A woman who suffered a suspected heart attack was diagnosed with cancer after a doctor ordered extra scans.
The Reverend Rosie Bouch visited hospital last December after chest pains, and was cleared for signs of a heart attack.
However, her doctor ran more tests and found she had stage one lung cancer.
The technology used is now being mobilised to detect lung cancer in smokers before it develops, and could help beat cancer early.
Ms Bouch, 61, from Brislington, Bristol, is not a smoker and was at extremely low risk of developing lung cancer.
She only became aware she had cancer after additional tests were ordered by a doctor who, despite finding she was not at risk of a heart attack, was not convinced.
A spiritualist and ordained minister, Ms Bouch has praised the technology in helping her avoid the trials of cancer treatment.
Ms Bouch said: “Within six weeks of having that scan I was being operated on at the BRI.
“They told me all the way along the line how lucky I was because they had found it as early as they did.”
For people like Ms Bouch, or those who have ever smoked, the Somerset Wiltshire Avon and Gloucestershire Cancer Alliance (SWAG) have set up a mobile site for CT scans.
The unit will be carrying out the scans at community locations such as supermarkets and school car parks in Bristol, Bath, Bridgwater and central Gloucester.
The tests are aiming to pick up small lung tumours before symptoms begin, as lung cancers detected early are more treatable and have a better life expectancy.
Around 27,000 individuals across the West aged 55 to 74 will be invited to be assessed and get a lung scan which could pick up around 290 cancers.
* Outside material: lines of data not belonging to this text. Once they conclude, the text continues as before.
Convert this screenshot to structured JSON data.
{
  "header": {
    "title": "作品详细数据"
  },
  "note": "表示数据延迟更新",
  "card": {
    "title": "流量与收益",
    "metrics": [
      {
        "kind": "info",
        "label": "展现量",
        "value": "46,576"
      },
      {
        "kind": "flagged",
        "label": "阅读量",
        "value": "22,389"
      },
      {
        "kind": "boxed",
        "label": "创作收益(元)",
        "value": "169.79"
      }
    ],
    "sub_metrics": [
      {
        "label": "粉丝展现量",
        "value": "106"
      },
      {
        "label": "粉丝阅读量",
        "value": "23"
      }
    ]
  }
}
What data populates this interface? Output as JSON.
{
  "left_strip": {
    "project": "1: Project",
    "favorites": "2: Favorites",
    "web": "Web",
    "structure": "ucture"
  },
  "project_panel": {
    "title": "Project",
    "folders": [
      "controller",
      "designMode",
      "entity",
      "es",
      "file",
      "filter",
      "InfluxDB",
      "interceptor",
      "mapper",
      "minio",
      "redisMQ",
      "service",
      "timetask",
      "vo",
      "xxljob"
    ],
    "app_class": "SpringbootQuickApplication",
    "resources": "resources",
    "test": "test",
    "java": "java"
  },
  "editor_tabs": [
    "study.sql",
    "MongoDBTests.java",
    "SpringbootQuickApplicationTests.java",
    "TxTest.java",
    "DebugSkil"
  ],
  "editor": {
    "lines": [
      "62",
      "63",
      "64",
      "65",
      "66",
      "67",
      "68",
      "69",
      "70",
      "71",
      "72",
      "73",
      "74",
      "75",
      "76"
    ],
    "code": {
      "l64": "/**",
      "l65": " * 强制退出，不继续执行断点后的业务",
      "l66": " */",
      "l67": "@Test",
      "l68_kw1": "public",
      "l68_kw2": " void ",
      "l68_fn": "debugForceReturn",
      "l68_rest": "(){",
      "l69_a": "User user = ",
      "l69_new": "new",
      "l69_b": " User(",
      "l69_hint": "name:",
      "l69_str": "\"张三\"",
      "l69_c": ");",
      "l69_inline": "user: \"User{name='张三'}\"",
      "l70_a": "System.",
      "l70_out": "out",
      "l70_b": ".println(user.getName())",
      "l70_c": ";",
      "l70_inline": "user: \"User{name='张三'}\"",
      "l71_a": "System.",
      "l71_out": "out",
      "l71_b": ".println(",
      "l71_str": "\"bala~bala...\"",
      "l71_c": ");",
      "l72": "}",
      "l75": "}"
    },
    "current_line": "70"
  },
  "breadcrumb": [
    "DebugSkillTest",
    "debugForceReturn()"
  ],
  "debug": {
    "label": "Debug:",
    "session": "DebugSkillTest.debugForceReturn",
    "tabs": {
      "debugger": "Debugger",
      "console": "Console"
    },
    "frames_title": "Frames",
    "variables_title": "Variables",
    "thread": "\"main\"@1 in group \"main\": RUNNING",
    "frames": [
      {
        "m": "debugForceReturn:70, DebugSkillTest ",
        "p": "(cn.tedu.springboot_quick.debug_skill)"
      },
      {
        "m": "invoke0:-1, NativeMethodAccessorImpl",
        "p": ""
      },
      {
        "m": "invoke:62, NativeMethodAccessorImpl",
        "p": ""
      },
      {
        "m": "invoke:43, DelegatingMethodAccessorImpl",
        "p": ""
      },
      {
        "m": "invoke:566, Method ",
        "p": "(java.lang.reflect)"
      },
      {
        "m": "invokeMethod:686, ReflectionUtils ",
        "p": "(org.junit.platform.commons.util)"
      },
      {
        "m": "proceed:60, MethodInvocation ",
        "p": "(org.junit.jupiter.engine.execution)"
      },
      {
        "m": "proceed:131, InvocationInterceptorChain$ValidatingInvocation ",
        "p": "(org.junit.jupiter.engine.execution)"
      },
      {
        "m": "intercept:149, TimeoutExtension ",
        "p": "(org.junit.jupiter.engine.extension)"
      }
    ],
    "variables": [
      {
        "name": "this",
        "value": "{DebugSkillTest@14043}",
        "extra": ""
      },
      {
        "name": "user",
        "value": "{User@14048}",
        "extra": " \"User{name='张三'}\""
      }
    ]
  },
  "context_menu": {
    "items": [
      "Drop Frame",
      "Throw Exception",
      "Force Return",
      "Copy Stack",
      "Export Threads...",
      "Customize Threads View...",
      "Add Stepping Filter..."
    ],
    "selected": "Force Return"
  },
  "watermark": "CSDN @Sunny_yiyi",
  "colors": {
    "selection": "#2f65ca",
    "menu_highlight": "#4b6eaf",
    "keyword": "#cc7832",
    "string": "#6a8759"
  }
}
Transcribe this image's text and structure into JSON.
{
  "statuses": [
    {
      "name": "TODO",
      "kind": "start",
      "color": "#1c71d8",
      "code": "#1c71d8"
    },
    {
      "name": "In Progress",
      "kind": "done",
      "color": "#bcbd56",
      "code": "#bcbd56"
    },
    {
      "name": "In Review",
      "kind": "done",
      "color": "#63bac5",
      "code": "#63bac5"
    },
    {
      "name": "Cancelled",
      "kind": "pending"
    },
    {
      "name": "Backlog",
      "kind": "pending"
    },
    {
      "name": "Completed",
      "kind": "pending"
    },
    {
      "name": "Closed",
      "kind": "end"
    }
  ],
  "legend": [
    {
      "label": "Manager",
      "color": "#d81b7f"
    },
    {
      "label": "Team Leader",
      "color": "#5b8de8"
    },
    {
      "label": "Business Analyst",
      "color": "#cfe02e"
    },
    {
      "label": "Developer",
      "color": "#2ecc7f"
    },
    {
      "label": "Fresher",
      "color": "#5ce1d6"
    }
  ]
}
To check eligibility for the programme, visit the SWAG website.